The Committee was unanimous in deciding on the additional QE, which is slightly higher than market expectations and takes the total stock of government bond purchases to £875bn.
The Bank also held the base rate, despite some market commentators expecting the announcement of negative interest rates.
Laith Khalaf, financial analyst, at investment platform AJ Bell, said: “This may not be the end of the Bank’s pandemic interventions, particularly if another lockdown becomes necessary further down the line.
“The Bank is beginning to run out of dry powder as it now holds almost half the gilt market. and interest rates are already close to zero. That means if the central bank wants to boost the economy further, it may resort to even more extraordinary measures than we have today.
“Negative interest rates are certainly on the table. The Bank is seriously weighing this up and has written to bank chiefs to see if they can handle it. QE could also shift towards different assets, such as more corporate bonds, high yield bonds and even equities, as has happened in Japan.
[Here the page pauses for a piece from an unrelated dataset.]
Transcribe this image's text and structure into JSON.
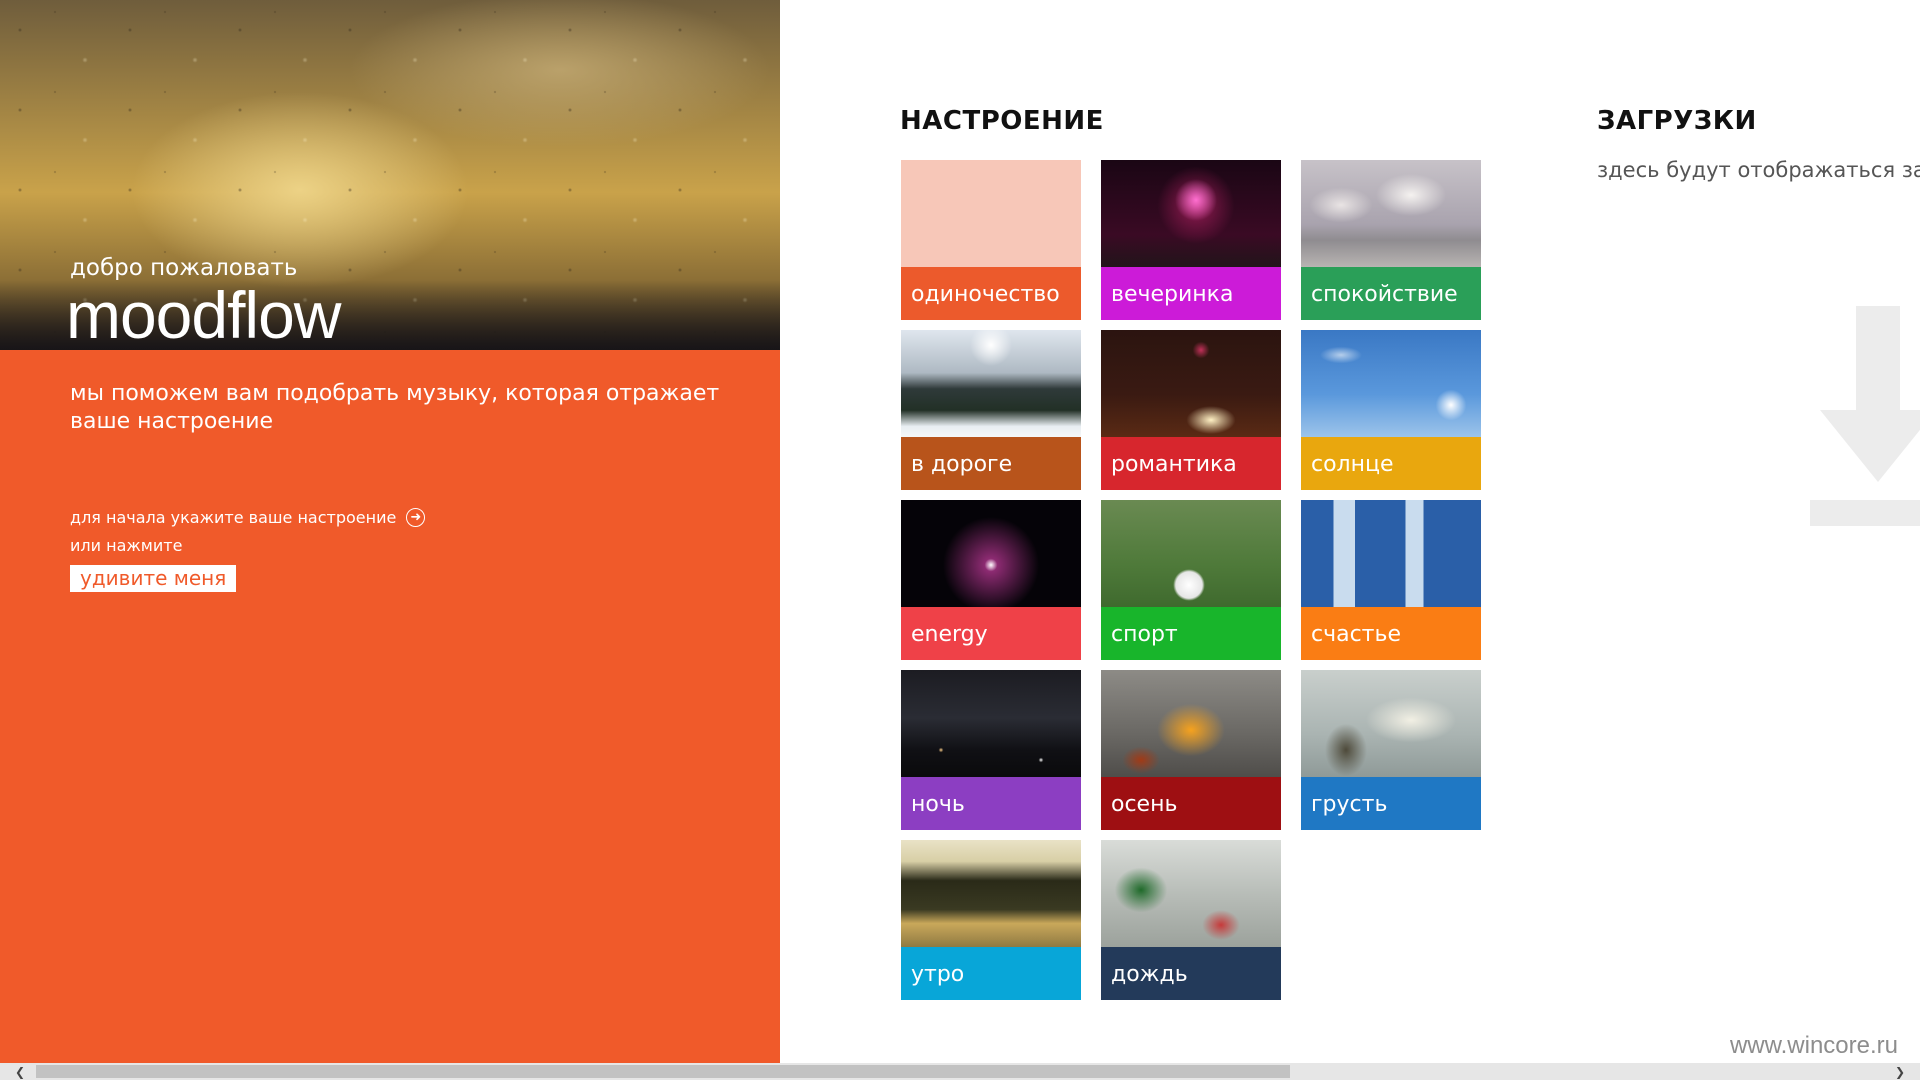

“Much will depend on how the pandemic, social restrictions and the government’s fiscal response proceed from here. For the moment markets are pricing in a 40% chance of an interest rate cut next year, and it’s fair to say that markets have consistently underestimated the capacity for monetary policy to loosen ever since the financial crisis.
“The Bank of England is now forecasting an 11% drop in GDP in the last three months of this year. It then projects growth through next year, reaching pre-COVID levels by the end of the year, on the premise that social restrictions loosen and the pandemic’s impact on the economy begins to wane. Let’s hope they’re right, even though that looks like a heroic assumption right now.”
Derrick Dunne, chief executive of DFM Beaufort Investment, said the latest QE measures show just how concerned the Bank is about the state of the economy.
He said: “Desperate times might call for desperate measures, but the Bank doesn’t think we’re ready for negative rates quite yet. What we have instead is a further £150billion of quantitative easing – £50billion more than expected – and this is still a bold move, showing the extent of its concern for the economy as we enter this second lockdown.
“It’s likely GDP is going to take another hit, but investors should take comfort in the fact the Bank isn’t shying away from stronger measures in Q1 if needed. The Chancellor’s statement today might also provide fresh hope if he further extends help for struggling businesses and their workers.
“All the same, markets don’t like uncertainty and so we have a rocky road ahead. More than ever, it’s essential to be keeping your own objectives in mind and avoid getting distracted from your long-term goals.”